On mannitol salt agar, a selective and differential medium, Staph aureus colonies appear as bright yellow, due to their ability to ferment the mannitol sugar present in the medium, resulting in a drop in pH and subsequent color change. This characteristic helps to differentiate Staph aureus from other Staphylococcus species, which either grow as colorless colonies or do not grow at all since they cannot tolerate the high salt concentration in the medium.

What roles do protein A and beta-hemolysis play in the pathogenesis of Staphylococcus aureus?

Protein A, a cell wall component of Staph aureus, has the ability to bind to the Fc region of immunoglobulins, particularly IgG, which in turn prevents the activation of the complement system and phagocytosis, thus promoting bacterial survival within the host. Beta-hemolysis refers to the complete lysis of red blood cells, leading to the formation of a clear zone around Staph aureus colonies on blood agar. This is due to the secretion of hemolysins, toxins that destroy red blood cells and contribute to tissue damage during infection.

What are scalded skin syndrome and toxic shock syndrome, and how are they related to Staphylococcus aureus infection?

Scalded skin syndrome (SSS) or staphylococcal scalded skin syndrome (SSSS), and toxic shock syndrome (TSS) are serious conditions that stem from the release of exotoxins by specific strains of Staph aureus bacteria. SSSS typically impacts infants and young children, and it presents with widespread redness, blistering, and skin peeling, resembling scalded skin. On the other hand, TSS is a life-threatening ailment that can affect multiple organ systems, often linked to tampon use or surgical wounds.
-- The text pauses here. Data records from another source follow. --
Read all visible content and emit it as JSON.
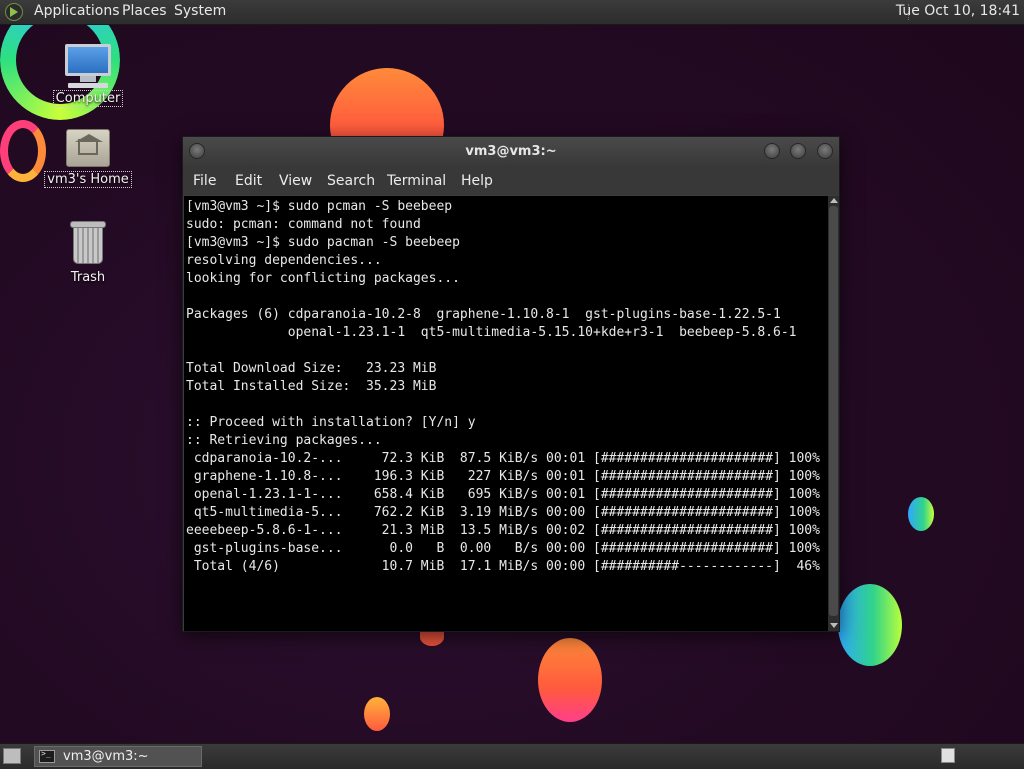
{
  "top_panel": {
    "menus": [
      "Applications",
      "Places",
      "System"
    ],
    "clock": "Tue Oct 10, 18:41"
  },
  "desktop_icons": [
    {
      "label": "Computer",
      "icon": "computer-icon"
    },
    {
      "label": "vm3's Home",
      "icon": "home-folder-icon"
    },
    {
      "label": "Trash",
      "icon": "trash-icon"
    }
  ],
  "window": {
    "title": "vm3@vm3:~",
    "menu": [
      "File",
      "Edit",
      "View",
      "Search",
      "Terminal",
      "Help"
    ],
    "terminal_lines": [
      "[vm3@vm3 ~]$ sudo pcman -S beebeep",
      "sudo: pcman: command not found",
      "[vm3@vm3 ~]$ sudo pacman -S beebeep",
      "resolving dependencies...",
      "looking for conflicting packages...",
      "",
      "Packages (6) cdparanoia-10.2-8  graphene-1.10.8-1  gst-plugins-base-1.22.5-1",
      "             openal-1.23.1-1  qt5-multimedia-5.15.10+kde+r3-1  beebeep-5.8.6-1",
      "",
      "Total Download Size:   23.23 MiB",
      "Total Installed Size:  35.23 MiB",
      "",
      ":: Proceed with installation? [Y/n] y",
      ":: Retrieving packages...",
      " cdparanoia-10.2-...     72.3 KiB  87.5 KiB/s 00:01 [######################] 100%",
      " graphene-1.10.8-...    196.3 KiB   227 KiB/s 00:01 [######################] 100%",
      " openal-1.23.1-1-...    658.4 KiB   695 KiB/s 00:01 [######################] 100%",
      " qt5-multimedia-5...    762.2 KiB  3.19 MiB/s 00:00 [######################] 100%",
      "eeeebeep-5.8.6-1-...     21.3 MiB  13.5 MiB/s 00:02 [######################] 100%",
      " gst-plugins-base...      0.0   B  0.00   B/s 00:00 [######################] 100%",
      " Total (4/6)             10.7 MiB  17.1 MiB/s 00:00 [##########------------]  46%"
    ]
  },
  "taskbar": {
    "items": [
      {
        "label": "vm3@vm3:~",
        "icon": "terminal-icon"
      }
    ]
  },
  "colors": {
    "panel": "#333333",
    "terminal_bg": "#000000",
    "terminal_fg": "#e8e8e8",
    "desktop_bg": "#240b24"
  }
}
Both disorders result from the action of superantigens, which are exotoxins causing an exaggerated immune response leading to intense inflammation and tissue damage.

What are methicillin-resistant Staphylococcus aureus (MRSA) and vancomycin-resistant Staphylococcus aureus (VRSA), and why are they significant in clinical settings?

Methicillin-resistant Staph aureus (MRSA) and vancomycin-resistant Staph aureus (VRSA) refer to strains of Staph aureus that have acquired resistance to methicillin and vancomycin, respectively, which are commonly used antibiotics for treating Staphylococcus infections. These resistant strains are a major concern in healthcare settings as they limit the choice of effective antibiotics for treatment and increase morbidity and mortality rates. Both MRSA and VRSA can cause serious infections in patients, particularly those with weakened immune systems, and can spread within and between healthcare facilities, posing a significant public health threat.